Estradiol (E2)

Related tests

FSH, LH, Progesterone, Testosterone, Second Trimester Maternal Serum Screening, SHBG, Androstenedione, DHEA

Why get tested?

To measure estrogen levels, to detect hormonal imbalance, to monitor the effectiveness of treatment for infertility or symptoms of menopause and in early stages of pregnancy to assess fetal placental status.

When to get tested?

In women, when symptoms of hormone imbalance ( like abnormal vaginal bleeding, lack of menstrual periods, unusual and/or early or late sex organ development) are present. To monitor infertility treatment or therapy for menopause. in high-risk pregnancy to monitor the health of baby and placenta. In Men, with gynecomastia.

Sample required

Blood

Test preparation needed

No special preparation required

About The Test

How is it used
Estradiol E2 test is used to detect excess or deficiency of estrogen levels and conditions associated with imbalance of estrogen. Estradiol test may be used to determine the ovulation time, monitor the health of baby and placenta in a high-risk pregnancy. In men, estradiol test is used to diagnose gynecomastia associated with excess estrogen. Estrogen tests measures estrone (E1), estradiol (E2), or estriol (E3). Estradiol (E2) test helps to diagnose early-onset puberty or delayed puberty, investigate menstrual abnormalities ( lack of menstrual periods (amenorrhea), infertility, and abnormal vaginal bleeding), to evaluate the functioning of ovaries and detect ovarian failure. Serial estradiol (E2) tests are done prior to IVF (in vitro fertilization) to monitor follicle development in the ovary.
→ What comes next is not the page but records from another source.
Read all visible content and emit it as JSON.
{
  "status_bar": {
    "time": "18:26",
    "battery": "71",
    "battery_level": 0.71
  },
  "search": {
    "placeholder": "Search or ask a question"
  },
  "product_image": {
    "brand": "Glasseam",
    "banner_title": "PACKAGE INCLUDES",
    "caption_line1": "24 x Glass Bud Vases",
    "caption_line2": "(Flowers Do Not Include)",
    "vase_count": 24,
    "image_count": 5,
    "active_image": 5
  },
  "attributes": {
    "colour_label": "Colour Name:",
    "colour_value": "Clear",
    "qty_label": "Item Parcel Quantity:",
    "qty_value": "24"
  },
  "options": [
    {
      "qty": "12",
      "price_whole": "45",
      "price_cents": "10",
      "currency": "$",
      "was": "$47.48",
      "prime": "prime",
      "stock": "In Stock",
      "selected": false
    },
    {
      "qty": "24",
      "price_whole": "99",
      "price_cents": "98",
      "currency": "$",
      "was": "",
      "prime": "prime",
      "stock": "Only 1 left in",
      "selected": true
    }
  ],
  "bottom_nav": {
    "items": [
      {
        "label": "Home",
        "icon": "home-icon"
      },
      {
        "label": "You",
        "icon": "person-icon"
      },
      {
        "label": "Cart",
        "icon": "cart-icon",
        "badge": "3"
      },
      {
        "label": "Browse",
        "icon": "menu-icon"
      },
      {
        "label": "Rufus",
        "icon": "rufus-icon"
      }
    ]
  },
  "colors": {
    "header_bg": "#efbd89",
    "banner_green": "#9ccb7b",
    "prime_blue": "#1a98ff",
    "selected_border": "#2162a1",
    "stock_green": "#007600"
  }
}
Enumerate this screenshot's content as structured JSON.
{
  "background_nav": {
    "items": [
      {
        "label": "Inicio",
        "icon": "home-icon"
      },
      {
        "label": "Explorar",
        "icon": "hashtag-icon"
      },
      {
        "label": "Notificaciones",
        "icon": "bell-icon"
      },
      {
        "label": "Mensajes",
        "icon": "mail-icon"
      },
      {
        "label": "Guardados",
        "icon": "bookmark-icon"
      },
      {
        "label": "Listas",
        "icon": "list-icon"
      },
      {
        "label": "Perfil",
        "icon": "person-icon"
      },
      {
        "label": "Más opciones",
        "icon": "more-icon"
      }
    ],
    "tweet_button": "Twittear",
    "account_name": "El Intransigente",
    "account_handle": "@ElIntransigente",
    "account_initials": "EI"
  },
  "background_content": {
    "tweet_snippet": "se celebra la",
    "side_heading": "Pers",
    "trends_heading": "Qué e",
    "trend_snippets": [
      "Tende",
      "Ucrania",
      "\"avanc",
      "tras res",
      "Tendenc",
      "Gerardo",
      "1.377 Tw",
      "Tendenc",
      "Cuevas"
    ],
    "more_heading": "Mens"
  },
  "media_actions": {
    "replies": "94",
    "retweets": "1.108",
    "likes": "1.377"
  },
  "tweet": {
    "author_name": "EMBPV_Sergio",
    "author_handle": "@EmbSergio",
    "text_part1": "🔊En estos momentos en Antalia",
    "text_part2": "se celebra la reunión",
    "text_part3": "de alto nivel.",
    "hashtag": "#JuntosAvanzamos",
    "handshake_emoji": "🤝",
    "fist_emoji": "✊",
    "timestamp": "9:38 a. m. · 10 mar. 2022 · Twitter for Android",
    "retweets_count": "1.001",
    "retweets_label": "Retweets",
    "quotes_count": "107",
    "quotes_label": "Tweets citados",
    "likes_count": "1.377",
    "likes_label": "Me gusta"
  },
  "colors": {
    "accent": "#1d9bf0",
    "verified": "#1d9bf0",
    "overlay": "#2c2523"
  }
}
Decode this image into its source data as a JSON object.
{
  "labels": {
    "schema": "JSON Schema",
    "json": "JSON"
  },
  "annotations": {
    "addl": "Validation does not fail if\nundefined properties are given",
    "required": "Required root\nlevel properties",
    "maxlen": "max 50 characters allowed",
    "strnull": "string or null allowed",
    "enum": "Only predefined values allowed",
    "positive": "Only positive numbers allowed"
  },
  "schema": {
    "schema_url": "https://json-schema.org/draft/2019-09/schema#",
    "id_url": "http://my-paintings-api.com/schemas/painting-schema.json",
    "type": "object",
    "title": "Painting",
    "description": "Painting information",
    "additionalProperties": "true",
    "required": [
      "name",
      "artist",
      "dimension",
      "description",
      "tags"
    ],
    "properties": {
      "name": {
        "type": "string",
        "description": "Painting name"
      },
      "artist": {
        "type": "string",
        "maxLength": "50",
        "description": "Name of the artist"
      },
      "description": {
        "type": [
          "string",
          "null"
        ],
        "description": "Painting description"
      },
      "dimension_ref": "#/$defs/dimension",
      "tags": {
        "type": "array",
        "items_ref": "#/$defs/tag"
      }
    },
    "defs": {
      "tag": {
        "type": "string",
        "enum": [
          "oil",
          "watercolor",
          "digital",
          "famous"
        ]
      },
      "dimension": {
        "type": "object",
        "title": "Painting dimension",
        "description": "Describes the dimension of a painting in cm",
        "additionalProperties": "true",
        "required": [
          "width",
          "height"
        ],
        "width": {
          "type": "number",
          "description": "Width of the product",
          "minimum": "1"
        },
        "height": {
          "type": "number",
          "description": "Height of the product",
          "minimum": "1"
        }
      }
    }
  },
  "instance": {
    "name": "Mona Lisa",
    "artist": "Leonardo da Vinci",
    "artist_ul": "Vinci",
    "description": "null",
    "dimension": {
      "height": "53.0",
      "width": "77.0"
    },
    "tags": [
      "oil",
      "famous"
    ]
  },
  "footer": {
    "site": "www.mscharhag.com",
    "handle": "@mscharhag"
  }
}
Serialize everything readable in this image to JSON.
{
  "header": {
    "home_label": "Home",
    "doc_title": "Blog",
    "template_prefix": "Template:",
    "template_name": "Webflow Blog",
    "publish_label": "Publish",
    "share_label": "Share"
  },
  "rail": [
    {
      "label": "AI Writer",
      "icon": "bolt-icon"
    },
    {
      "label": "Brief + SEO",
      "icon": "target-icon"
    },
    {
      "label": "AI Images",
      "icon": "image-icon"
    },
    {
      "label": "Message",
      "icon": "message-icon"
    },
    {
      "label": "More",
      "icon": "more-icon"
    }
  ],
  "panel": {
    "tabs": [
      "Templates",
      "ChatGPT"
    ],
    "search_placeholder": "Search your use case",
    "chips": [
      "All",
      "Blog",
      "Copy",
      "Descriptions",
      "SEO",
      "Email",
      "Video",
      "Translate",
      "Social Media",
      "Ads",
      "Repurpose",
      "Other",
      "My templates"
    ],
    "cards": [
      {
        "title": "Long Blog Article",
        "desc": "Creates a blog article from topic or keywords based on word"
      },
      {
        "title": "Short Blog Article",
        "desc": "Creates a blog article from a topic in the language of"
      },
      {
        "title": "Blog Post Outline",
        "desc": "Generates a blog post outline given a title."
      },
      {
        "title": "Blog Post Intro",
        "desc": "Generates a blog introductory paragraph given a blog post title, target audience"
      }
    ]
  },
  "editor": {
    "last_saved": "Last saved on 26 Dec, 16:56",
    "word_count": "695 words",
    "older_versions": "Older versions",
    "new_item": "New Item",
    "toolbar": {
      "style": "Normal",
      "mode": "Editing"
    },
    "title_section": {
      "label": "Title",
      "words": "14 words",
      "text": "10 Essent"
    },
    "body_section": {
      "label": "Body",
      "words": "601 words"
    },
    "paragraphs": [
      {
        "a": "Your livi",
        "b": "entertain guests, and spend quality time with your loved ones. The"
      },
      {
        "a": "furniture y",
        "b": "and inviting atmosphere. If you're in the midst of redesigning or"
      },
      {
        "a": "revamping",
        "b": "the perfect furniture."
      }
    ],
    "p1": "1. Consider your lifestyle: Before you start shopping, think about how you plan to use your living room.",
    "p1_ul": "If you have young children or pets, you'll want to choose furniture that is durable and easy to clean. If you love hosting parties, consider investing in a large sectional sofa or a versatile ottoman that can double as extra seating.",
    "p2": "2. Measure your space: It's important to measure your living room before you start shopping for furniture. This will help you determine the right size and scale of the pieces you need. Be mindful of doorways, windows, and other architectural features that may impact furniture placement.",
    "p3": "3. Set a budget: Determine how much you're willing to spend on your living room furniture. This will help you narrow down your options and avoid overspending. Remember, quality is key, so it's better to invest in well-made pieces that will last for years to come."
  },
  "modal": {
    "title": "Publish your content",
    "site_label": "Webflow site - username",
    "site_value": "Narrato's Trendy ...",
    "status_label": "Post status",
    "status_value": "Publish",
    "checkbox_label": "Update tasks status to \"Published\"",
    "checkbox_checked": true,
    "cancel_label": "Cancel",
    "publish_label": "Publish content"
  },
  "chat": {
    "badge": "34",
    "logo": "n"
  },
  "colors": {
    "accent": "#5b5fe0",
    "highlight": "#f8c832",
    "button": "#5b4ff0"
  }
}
Estradiol (E2) test is also done to monitor hormone replacement therapy for infertility cases and menopausal cases. Estradiol (E2) test is done to detect estrogen-producing tumors, to monitor anti-estrogen therapy cases of breast cancer. Estradiol (E2) test in boys or men are done to diagnose delayed puberty, gynecomastia, testosterone or androgen deficiency and estrogen producing tumors.

FAQ’s

1. Are estrogens present in men?

Yes. Estrogens are present in men but in low levels when compared to women and are required for hormonal balance and the functioning of other glands.

2. When are estrogen levels increased in men?

Gynecomastia and estrogen-producing tumors.

3. When are estrogen levels decreased in women?

Menopause, PCOD, premature ovarian failure, congenital conditions like Turner syndrome, thyroid disorders, severely underweight, chemotherapy, low-functioning pituitary gland.

4. What are the symptoms of estrogen deficiency in women?

Irregular periods, Infertility, Weak bones, Painful intercourse, Hot flushes, Depression, Increase in urinary tract infections, etc.